But the scientists do their best. They zero in on Ronaldo’s technique and his skill (they identify them as two different categories) and try to measure with a number of awkwardly artificial tests. The tests are fun to watch, and the results seem to show that Ronaldo is remarkable in both categories. But ... we didn’t know that?
What the scientists do not measure -- because, I’m sure, they cannot measure it -- is an abstract quality. Maybe the best single word is flair. Flair is impossible to measure, and it is mighty difficult to define. It includes inventiveness and artistry and audacity and improvisation and style and daring and mischief and a whole longer list of all those vaguely naughty, certainly unconventional and unexpected thoughts and actions that add up to brilliance; maybe some would call it genius.
We saw the Ronaldo brilliance glittering brightly this past weekend.

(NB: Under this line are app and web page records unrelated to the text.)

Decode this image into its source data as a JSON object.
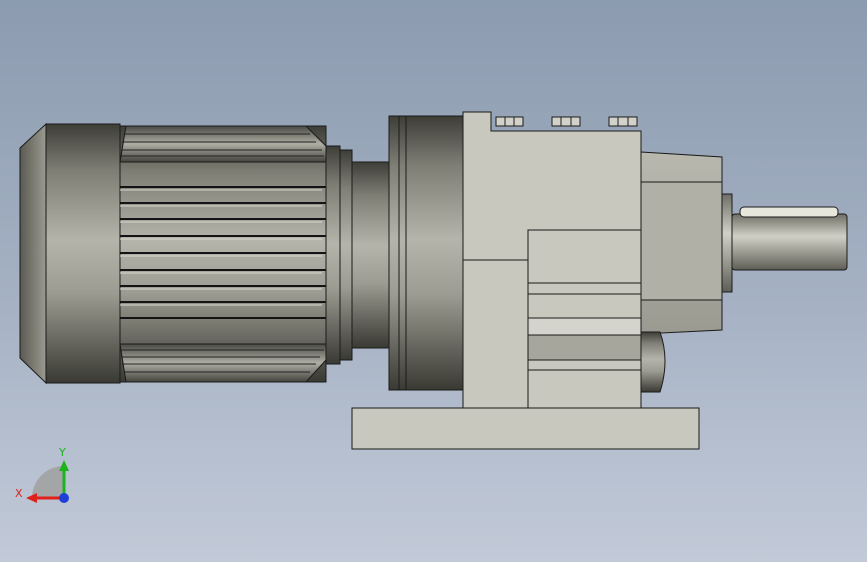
{
  "triad": {
    "x_label": "X",
    "y_label": "Y",
    "x_color": "#e0201b",
    "y_color": "#1db31d",
    "z_color": "#1f3fd8"
  },
  "colors": {
    "background_top": "#8c9bb0",
    "background_bottom": "#c2cad8",
    "motor_metal": "#8a8a80",
    "housing": "#c8c8bf",
    "outline": "#1a1a1a"
  }
}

Real was struggling against Rayo Vallecano when Ronaldo won the game for them with a dazzling goal, a goal of superb originality, a goal that sprung from the unmeasurable magic of Ronaldo’s flair.

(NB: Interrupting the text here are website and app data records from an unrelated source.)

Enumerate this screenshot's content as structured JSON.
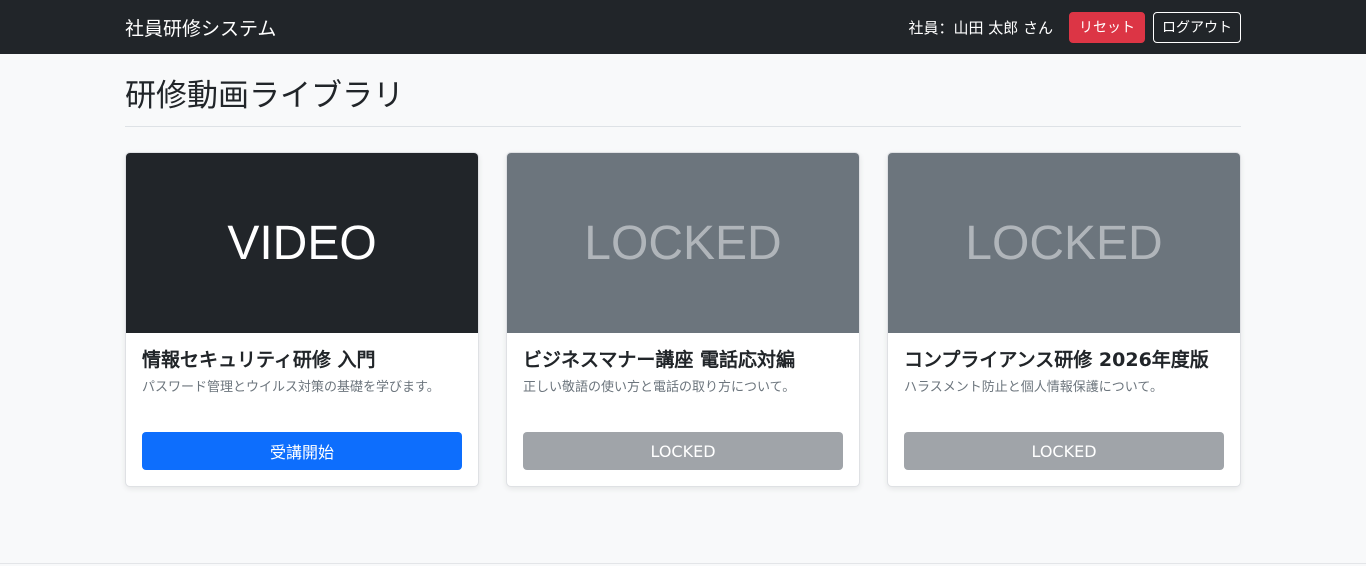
{
  "navbar": {
    "brand": "社員研修システム",
    "user_label": "社員：山田 太郎 さん",
    "reset_label": "リセット",
    "logout_label": "ログアウト"
  },
  "page": {
    "title": "研修動画ライブラリ"
  },
  "cards": [
    {
      "thumb_text": "VIDEO",
      "title": "情報セキュリティ研修 入門",
      "description": "パスワード管理とウイルス対策の基礎を学びます。",
      "button_label": "受講開始",
      "locked": false
    },
    {
      "thumb_text": "LOCKED",
      "title": "ビジネスマナー講座 電話応対編",
      "description": "正しい敬語の使い方と電話の取り方について。",
      "button_label": "LOCKED",
      "locked": true
    },
    {
      "thumb_text": "LOCKED",
      "title": "コンプライアンス研修 2026年度版",
      "description": "ハラスメント防止と個人情報保護について。",
      "button_label": "LOCKED",
      "locked": true
    }
  ],
  "colors": {
    "navbar_bg": "#212529",
    "reset_button": "#dc3545",
    "primary_button": "#0d6efd",
    "locked_thumb": "#6c757d",
    "locked_button": "#a0a4a9"
  }
}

Running away from the goal, about 12 yards behind him, Ronaldo caught up with the ball and without turning, stepped over it to launch a back-heel shot. The sheer impudence of the shot caught everyone by surprise and the ball speedily threaded its way between five defenders, including the goalkeeper, before it entered the net. The heel shot itself was not a particularly elegant move, but it was perfectly executed, all that was needed to turn Ronaldo’s moment of inspiration into a memorable goal.
Incredibly, maybe six hours after Ronaldo’s goal, we got another similar goal, the result of an impulsive moment of unfettered flair. It came, of course, from Lionel Messi. A quickly taken free kick -- and here the skill was remarkable, as the ball sailed high, surely too high ... but no, not too high, just right to fool the goalkeeper and to drop into the far side of the net. Perfection.
Messi will, I imagine, one day be the target of the sports scientists who will want to measure how he does all those remarkable things. Good luck to them. They will be no more successful than they were with Ronaldo.
Maybe it won’t always be this way, maybe there will one day be a method of defining and measuring flair. In which case there will suddenly arise a new army of specialist coaches, the flair coaches. For all I know, they may already be with us. If they are, then I do not wish them well. May they fail disastrously.
At the moment, as far as I can see, soccer flair springs from the soccer soul, unbidden, untrained, undisciplined -- and, I pray, uncoachable. But I think it does seem to need a special environment. Watch Ronaldo in the science video, and watch Messi in any game. Watch their faces ... and watch those smiles. Ronaldo’s flashes and dazzles, but this is not a Hollywood smile, this has genuine warmth. Messi’s smile may be less dazzling, but it is emotional and moving. Both those smiles make you want to smile. We don’t see those sort of smiles too often in modern, earnest, money-making soccer.
The word for these smiles is ... boyish. Happy, innocent, conveying simple enjoyment. I cannot believe that it is mere coincidence that these two wonderful players should share the gift of a radiant smile. More likely is that those boyish smiles reveal the delight they get from filling their soccer repertoires with boyish fantasies.
I do not believe that scientists will ever be able to measure that spirit, and I think they’re well aware of that. But the coaches -- the ones with the power to crush that spirit -- they’re the ones we have to beware of.